● Exercise instructions: Restate the records so that not a single word differs.

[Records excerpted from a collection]
=-=-=

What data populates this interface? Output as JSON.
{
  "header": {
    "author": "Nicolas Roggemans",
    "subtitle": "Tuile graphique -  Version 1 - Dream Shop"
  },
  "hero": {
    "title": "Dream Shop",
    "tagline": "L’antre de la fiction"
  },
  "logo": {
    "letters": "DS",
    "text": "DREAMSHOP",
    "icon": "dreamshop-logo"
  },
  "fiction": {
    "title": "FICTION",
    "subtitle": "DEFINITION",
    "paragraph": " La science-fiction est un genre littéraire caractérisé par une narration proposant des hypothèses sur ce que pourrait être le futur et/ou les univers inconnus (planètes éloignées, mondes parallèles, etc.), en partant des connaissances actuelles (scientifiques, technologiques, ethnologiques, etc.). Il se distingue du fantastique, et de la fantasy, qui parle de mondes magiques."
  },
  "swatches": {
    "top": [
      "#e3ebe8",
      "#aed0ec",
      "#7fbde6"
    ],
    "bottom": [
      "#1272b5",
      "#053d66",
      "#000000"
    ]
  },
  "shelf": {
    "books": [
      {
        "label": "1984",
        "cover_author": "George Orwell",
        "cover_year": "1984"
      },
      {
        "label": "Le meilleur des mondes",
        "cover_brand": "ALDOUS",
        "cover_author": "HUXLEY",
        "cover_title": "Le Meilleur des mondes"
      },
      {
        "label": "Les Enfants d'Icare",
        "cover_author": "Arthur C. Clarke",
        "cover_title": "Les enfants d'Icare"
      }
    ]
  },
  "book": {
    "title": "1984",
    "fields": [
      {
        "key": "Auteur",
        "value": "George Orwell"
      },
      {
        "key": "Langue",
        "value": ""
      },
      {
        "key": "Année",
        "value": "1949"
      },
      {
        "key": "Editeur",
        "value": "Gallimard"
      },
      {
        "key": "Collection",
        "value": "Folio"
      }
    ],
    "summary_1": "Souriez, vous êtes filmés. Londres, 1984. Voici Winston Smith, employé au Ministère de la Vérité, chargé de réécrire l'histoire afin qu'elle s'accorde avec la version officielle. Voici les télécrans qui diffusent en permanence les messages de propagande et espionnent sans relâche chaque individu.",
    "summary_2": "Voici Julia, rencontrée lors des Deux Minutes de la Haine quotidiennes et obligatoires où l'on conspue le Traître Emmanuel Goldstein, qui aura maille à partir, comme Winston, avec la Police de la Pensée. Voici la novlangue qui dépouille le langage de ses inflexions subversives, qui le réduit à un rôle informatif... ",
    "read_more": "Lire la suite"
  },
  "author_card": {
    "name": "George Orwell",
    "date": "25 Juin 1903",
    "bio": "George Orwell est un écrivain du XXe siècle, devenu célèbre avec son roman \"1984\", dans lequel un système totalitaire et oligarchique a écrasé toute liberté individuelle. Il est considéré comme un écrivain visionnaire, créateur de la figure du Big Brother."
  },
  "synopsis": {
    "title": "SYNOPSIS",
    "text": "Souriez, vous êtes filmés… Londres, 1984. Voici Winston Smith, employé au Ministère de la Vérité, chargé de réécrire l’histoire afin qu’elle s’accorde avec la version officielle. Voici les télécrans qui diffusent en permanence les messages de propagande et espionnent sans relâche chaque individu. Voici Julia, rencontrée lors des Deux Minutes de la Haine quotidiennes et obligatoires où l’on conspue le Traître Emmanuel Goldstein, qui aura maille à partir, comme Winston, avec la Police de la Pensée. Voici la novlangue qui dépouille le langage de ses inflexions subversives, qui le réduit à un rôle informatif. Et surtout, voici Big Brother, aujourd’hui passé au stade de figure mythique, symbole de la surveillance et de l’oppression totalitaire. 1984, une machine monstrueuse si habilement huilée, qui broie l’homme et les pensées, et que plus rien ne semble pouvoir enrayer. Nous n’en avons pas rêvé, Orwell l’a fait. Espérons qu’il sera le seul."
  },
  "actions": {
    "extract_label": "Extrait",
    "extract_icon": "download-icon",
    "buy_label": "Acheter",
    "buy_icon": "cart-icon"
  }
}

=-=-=

● Answer section:
What data populates this interface? Output as JSON.
{
  "header": {
    "author": "Nicolas Roggemans",
    "subtitle": "Tuile graphique -  Version 1 - Dream Shop"
  },
  "hero": {
    "title": "Dream Shop",
    "tagline": "L’antre de la fiction"
  },
  "logo": {
    "letters": "DS",
    "text": "DREAMSHOP",
    "icon": "dreamshop-logo"
  },
  "fiction": {
    "title": "FICTION",
    "subtitle": "DEFINITION",
    "paragraph": " La science-fiction est un genre littéraire caractérisé par une narration proposant des hypothèses sur ce que pourrait être le futur et/ou les univers inconnus (planètes éloignées, mondes parallèles, etc.), en partant des connaissances actuelles (scientifiques, technologiques, ethnologiques, etc.). Il se distingue du fantastique, et de la fantasy, qui parle de mondes magiques."
  },
  "swatches": {
    "top": [
      "#e3ebe8",
      "#aed0ec",
      "#7fbde6"
    ],
    "bottom": [
      "#1272b5",
      "#053d66",
      "#000000"
    ]
  },
  "shelf": {
    "books": [
      {
        "label": "1984",
        "cover_author": "George Orwell",
        "cover_year": "1984"
      },
      {
        "label": "Le meilleur des mondes",
        "cover_brand": "ALDOUS",
        "cover_author": "HUXLEY",
        "cover_title": "Le Meilleur des mondes"
      },
      {
        "label": "Les Enfants d'Icare",
        "cover_author": "Arthur C. Clarke",
        "cover_title": "Les enfants d'Icare"
      }
    ]
  },
  "book": {
    "title": "1984",
    "fields": [
      {
        "key": "Auteur",
        "value": "George Orwell"
      },
      {
        "key": "Langue",
        "value": ""
      },
      {
        "key": "Année",
        "value": "1949"
      },
      {
        "key": "Editeur",
        "value": "Gallimard"
      },
      {
        "key": "Collection",
        "value": "Folio"
      }
    ],
    "summary_1": "Souriez, vous êtes filmés. Londres, 1984. Voici Winston Smith, employé au Ministère de la Vérité, chargé de réécrire l'histoire afin qu'elle s'accorde avec la version officielle. Voici les télécrans qui diffusent en permanence les messages de propagande et espionnent sans relâche chaque individu.",
    "summary_2": "Voici Julia, rencontrée lors des Deux Minutes de la Haine quotidiennes et obligatoires où l'on conspue le Traître Emmanuel Goldstein, qui aura maille à partir, comme Winston, avec la Police de la Pensée. Voici la novlangue qui dépouille le langage de ses inflexions subversives, qui le réduit à un rôle informatif... ",
    "read_more": "Lire la suite"
  },
  "author_card": {
    "name": "George Orwell",
    "date": "25 Juin 1903",
    "bio": "George Orwell est un écrivain du XXe siècle, devenu célèbre avec son roman \"1984\", dans lequel un système totalitaire et oligarchique a écrasé toute liberté individuelle. Il est considéré comme un écrivain visionnaire, créateur de la figure du Big Brother."
  },
  "synopsis": {
    "title": "SYNOPSIS",
    "text": "Souriez, vous êtes filmés… Londres, 1984. Voici Winston Smith, employé au Ministère de la Vérité, chargé de réécrire l’histoire afin qu’elle s’accorde avec la version officielle. Voici les télécrans qui diffusent en permanence les messages de propagande et espionnent sans relâche chaque individu. Voici Julia, rencontrée lors des Deux Minutes de la Haine quotidiennes et obligatoires où l’on conspue le Traître Emmanuel Goldstein, qui aura maille à partir, comme Winston, avec la Police de la Pensée. Voici la novlangue qui dépouille le langage de ses inflexions subversives, qui le réduit à un rôle informatif. Et surtout, voici Big Brother, aujourd’hui passé au stade de figure mythique, symbole de la surveillance et de l’oppression totalitaire. 1984, une machine monstrueuse si habilement huilée, qui broie l’homme et les pensées, et que plus rien ne semble pouvoir enrayer. Nous n’en avons pas rêvé, Orwell l’a fait. Espérons qu’il sera le seul."
  },
  "actions": {
    "extract_label": "Extrait",
    "extract_icon": "download-icon",
    "buy_label": "Acheter",
    "buy_icon": "cart-icon"
  }
}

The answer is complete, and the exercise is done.